-- What to do --
Output the data below exactly as it is, dropping the pictures from your copy.

-- Data for processing --
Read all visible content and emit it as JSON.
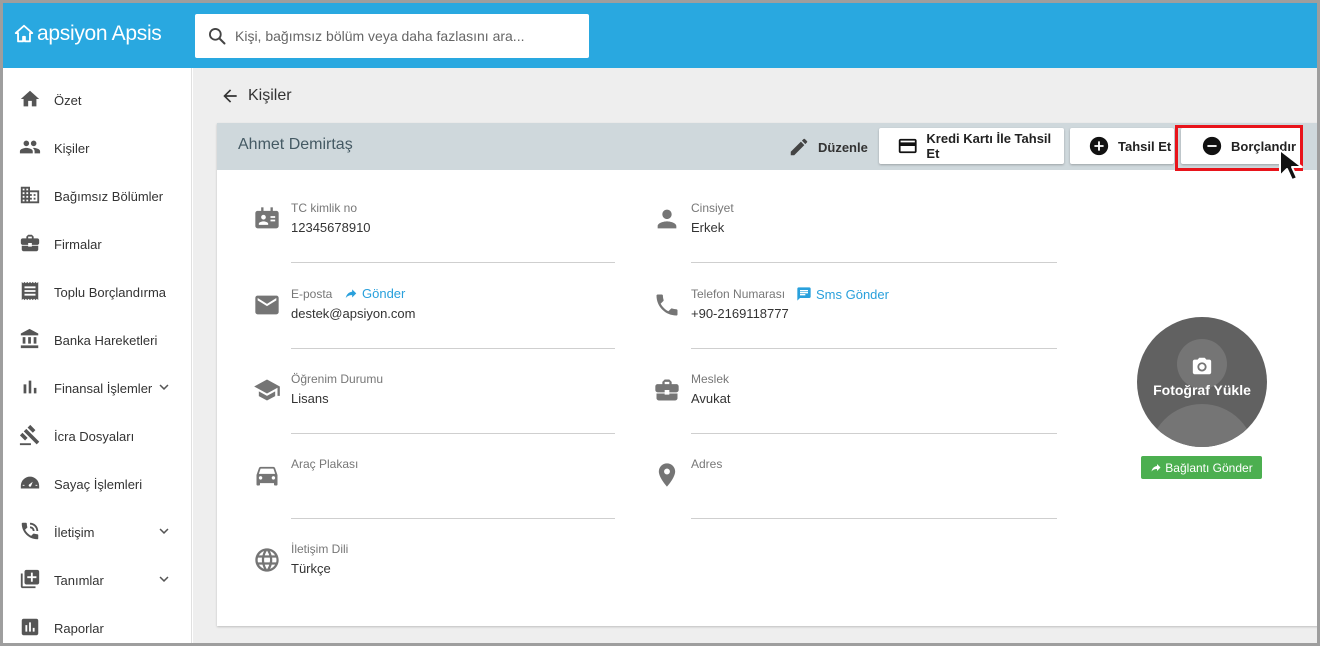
{
  "app": {
    "logo": "apsiyon Apsis"
  },
  "search": {
    "placeholder": "Kişi, bağımsız bölüm veya daha fazlasını ara..."
  },
  "sidebar": {
    "items": [
      {
        "label": "Özet",
        "icon": "home-icon"
      },
      {
        "label": "Kişiler",
        "icon": "people-icon"
      },
      {
        "label": "Bağımsız Bölümler",
        "icon": "building-icon"
      },
      {
        "label": "Firmalar",
        "icon": "briefcase-icon"
      },
      {
        "label": "Toplu Borçlandırma",
        "icon": "receipt-icon"
      },
      {
        "label": "Banka Hareketleri",
        "icon": "bank-icon"
      },
      {
        "label": "Finansal İşlemler",
        "icon": "bar-chart-icon"
      },
      {
        "label": "İcra Dosyaları",
        "icon": "gavel-icon"
      },
      {
        "label": "Sayaç İşlemleri",
        "icon": "meter-icon"
      },
      {
        "label": "İletişim",
        "icon": "phone-icon"
      },
      {
        "label": "Tanımlar",
        "icon": "library-add-icon"
      },
      {
        "label": "Raporlar",
        "icon": "report-icon"
      }
    ]
  },
  "page": {
    "back_label": "Kişiler"
  },
  "person": {
    "name": "Ahmet Demirtaş",
    "edit_label": "Düzenle",
    "buttons": {
      "credit_card": "Kredi Kartı İle Tahsil Et",
      "collect": "Tahsil Et",
      "debit": "Borçlandır"
    }
  },
  "fields": {
    "tc": {
      "label": "TC kimlik no",
      "value": "12345678910"
    },
    "gender": {
      "label": "Cinsiyet",
      "value": "Erkek"
    },
    "email": {
      "label": "E-posta",
      "value": "destek@apsiyon.com",
      "action": "Gönder"
    },
    "phone": {
      "label": "Telefon Numarası",
      "value": "+90-2169118777",
      "action": "Sms Gönder"
    },
    "education": {
      "label": "Öğrenim Durumu",
      "value": "Lisans"
    },
    "job": {
      "label": "Meslek",
      "value": "Avukat"
    },
    "plate": {
      "label": "Araç Plakası",
      "value": ""
    },
    "address": {
      "label": "Adres",
      "value": ""
    },
    "language": {
      "label": "İletişim Dili",
      "value": "Türkçe"
    }
  },
  "photo": {
    "label": "Fotoğraf Yükle",
    "link_button": "Bağlantı Gönder"
  },
  "colors": {
    "topbar": "#29a8e0",
    "header": "#cfd8dc",
    "highlight": "#e8141b",
    "success": "#4caf50",
    "link": "#29a0dc"
  }
}
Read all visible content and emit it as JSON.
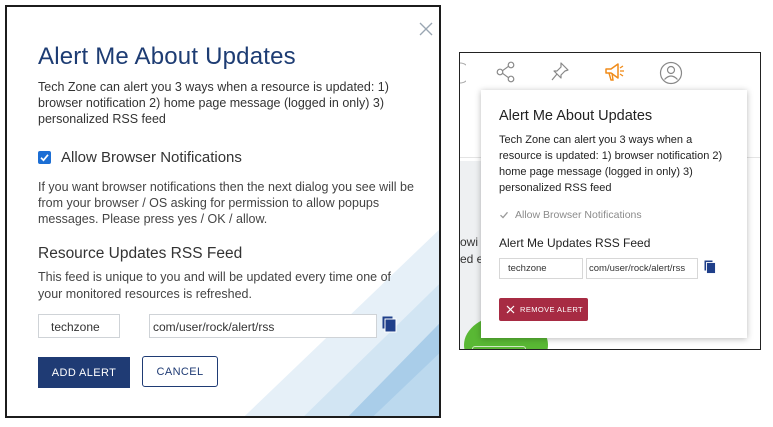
{
  "left_dialog": {
    "title": "Alert Me About Updates",
    "description": "Tech Zone can alert you 3 ways when a resource is updated: 1) browser notification 2) home page message (logged in only) 3) personalized RSS feed",
    "checkbox_label": "Allow Browser Notifications",
    "checkbox_checked": true,
    "permission_text": "If you want browser notifications then the next dialog you see will be from your browser / OS asking for permission to allow popups messages. Please press yes / OK / allow.",
    "rss_title": "Resource Updates RSS Feed",
    "rss_description": "This feed is unique to you and will be updated every time one of your monitored resources is refreshed.",
    "rss_user": "techzone",
    "rss_url": "com/user/rock/alert/rss",
    "add_button": "ADD ALERT",
    "cancel_button": "CANCEL",
    "icons": [
      "close-icon",
      "copy-icon",
      "check-icon"
    ]
  },
  "right_popup": {
    "nav_icons": [
      "share-icon",
      "pin-icon",
      "megaphone-icon",
      "user-circle-icon"
    ],
    "background_text_1": "owi",
    "background_text_2": "ed e",
    "title": "Alert Me About Updates",
    "description": "Tech Zone can alert you 3 ways when a resource is updated: 1) browser notification 2) home page message (logged in only) 3) personalized RSS feed",
    "checkbox_label": "Allow Browser Notifications",
    "checkbox_checked": true,
    "rss_title": "Alert Me Updates RSS Feed",
    "rss_user": "techzone",
    "rss_url": "com/user/rock/alert/rss",
    "remove_button": "REMOVE ALERT"
  },
  "colors": {
    "title_blue": "#1d3c73",
    "checkbox_blue": "#1c6ed4",
    "primary_button": "#1f3b74",
    "remove_button": "#a72b43",
    "megaphone_orange": "#f08c1a",
    "copy_icon_blue": "#1f3f8a"
  }
}
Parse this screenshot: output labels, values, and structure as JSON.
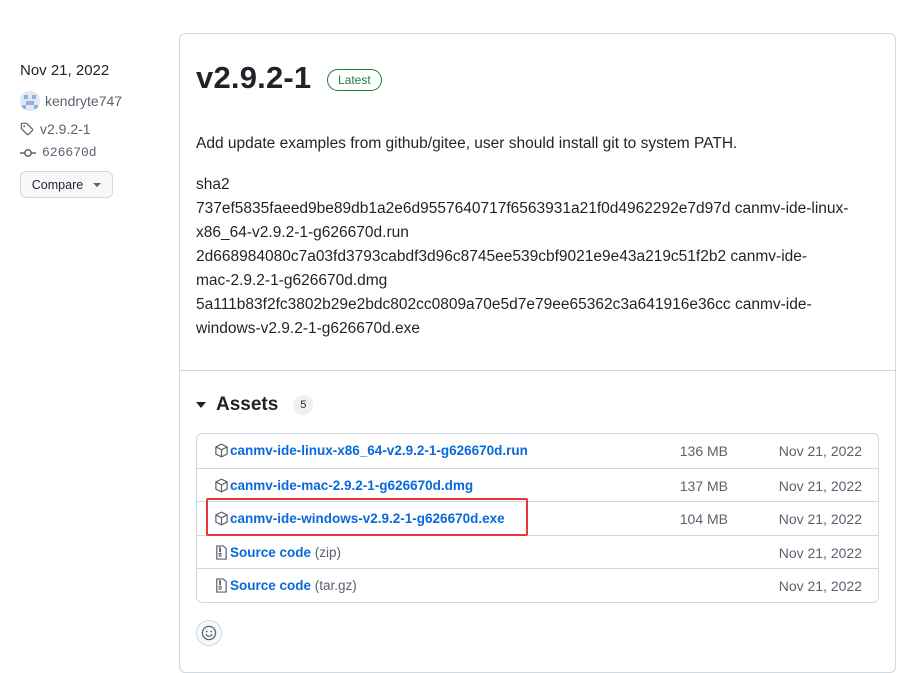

-- Task output --
Read all visible content and emit it as JSON.
{
  "app": {
    "logo": "apsiyon Apsis"
  },
  "search": {
    "placeholder": "Kişi, bağımsız bölüm veya daha fazlasını ara..."
  },
  "sidebar": {
    "items": [
      {
        "label": "Özet",
        "icon": "home-icon"
      },
      {
        "label": "Kişiler",
        "icon": "people-icon"
      },
      {
        "label": "Bağımsız Bölümler",
        "icon": "building-icon"
      },
      {
        "label": "Firmalar",
        "icon": "briefcase-icon"
      },
      {
        "label": "Toplu Borçlandırma",
        "icon": "receipt-icon"
      },
      {
        "label": "Banka Hareketleri",
        "icon": "bank-icon"
      },
      {
        "label": "Finansal İşlemler",
        "icon": "bar-chart-icon"
      },
      {
        "label": "İcra Dosyaları",
        "icon": "gavel-icon"
      },
      {
        "label": "Sayaç İşlemleri",
        "icon": "meter-icon"
      },
      {
        "label": "İletişim",
        "icon": "phone-icon"
      },
      {
        "label": "Tanımlar",
        "icon": "library-add-icon"
      },
      {
        "label": "Raporlar",
        "icon": "report-icon"
      }
    ]
  },
  "page": {
    "back_label": "Kişiler"
  },
  "person": {
    "name": "Ahmet Demirtaş",
    "edit_label": "Düzenle",
    "buttons": {
      "credit_card": "Kredi Kartı İle Tahsil Et",
      "collect": "Tahsil Et",
      "debit": "Borçlandır"
    }
  },
  "fields": {
    "tc": {
      "label": "TC kimlik no",
      "value": "12345678910"
    },
    "gender": {
      "label": "Cinsiyet",
      "value": "Erkek"
    },
    "email": {
      "label": "E-posta",
      "value": "destek@apsiyon.com",
      "action": "Gönder"
    },
    "phone": {
      "label": "Telefon Numarası",
      "value": "+90-2169118777",
      "action": "Sms Gönder"
    },
    "education": {
      "label": "Öğrenim Durumu",
      "value": "Lisans"
    },
    "job": {
      "label": "Meslek",
      "value": "Avukat"
    },
    "plate": {
      "label": "Araç Plakası",
      "value": ""
    },
    "address": {
      "label": "Adres",
      "value": ""
    },
    "language": {
      "label": "İletişim Dili",
      "value": "Türkçe"
    }
  },
  "photo": {
    "label": "Fotoğraf Yükle",
    "link_button": "Bağlantı Gönder"
  },
  "colors": {
    "topbar": "#29a8e0",
    "header": "#cfd8dc",
    "highlight": "#e8141b",
    "success": "#4caf50",
    "link": "#29a0dc"
  }
}
Read all visible content and emit it as JSON.
{
  "left_dialog": {
    "title": "Alert Me About Updates",
    "description": "Tech Zone can alert you 3 ways when a resource is updated: 1) browser notification 2) home page message (logged in only) 3) personalized RSS feed",
    "checkbox_label": "Allow Browser Notifications",
    "checkbox_checked": true,
    "permission_text": "If you want browser notifications then the next dialog you see will be from your browser / OS asking for permission to allow popups messages. Please press yes / OK / allow.",
    "rss_title": "Resource Updates RSS Feed",
    "rss_description": "This feed is unique to you and will be updated every time one of your monitored resources is refreshed.",
    "rss_user": "techzone",
    "rss_url": "com/user/rock/alert/rss",
    "add_button": "ADD ALERT",
    "cancel_button": "CANCEL",
    "icons": [
      "close-icon",
      "copy-icon",
      "check-icon"
    ]
  },
  "right_popup": {
    "nav_icons": [
      "share-icon",
      "pin-icon",
      "megaphone-icon",
      "user-circle-icon"
    ],
    "background_text_1": "owi",
    "background_text_2": "ed e",
    "title": "Alert Me About Updates",
    "description": "Tech Zone can alert you 3 ways when a resource is updated: 1) browser notification 2) home page message (logged in only) 3) personalized RSS feed",
    "checkbox_label": "Allow Browser Notifications",
    "checkbox_checked": true,
    "rss_title": "Alert Me Updates RSS Feed",
    "rss_user": "techzone",
    "rss_url": "com/user/rock/alert/rss",
    "remove_button": "REMOVE ALERT"
  },
  "colors": {
    "title_blue": "#1d3c73",
    "checkbox_blue": "#1c6ed4",
    "primary_button": "#1f3b74",
    "remove_button": "#a72b43",
    "megaphone_orange": "#f08c1a",
    "copy_icon_blue": "#1f3f8a"
  }
}
Parse this screenshot: output labels, values, and structure as JSON.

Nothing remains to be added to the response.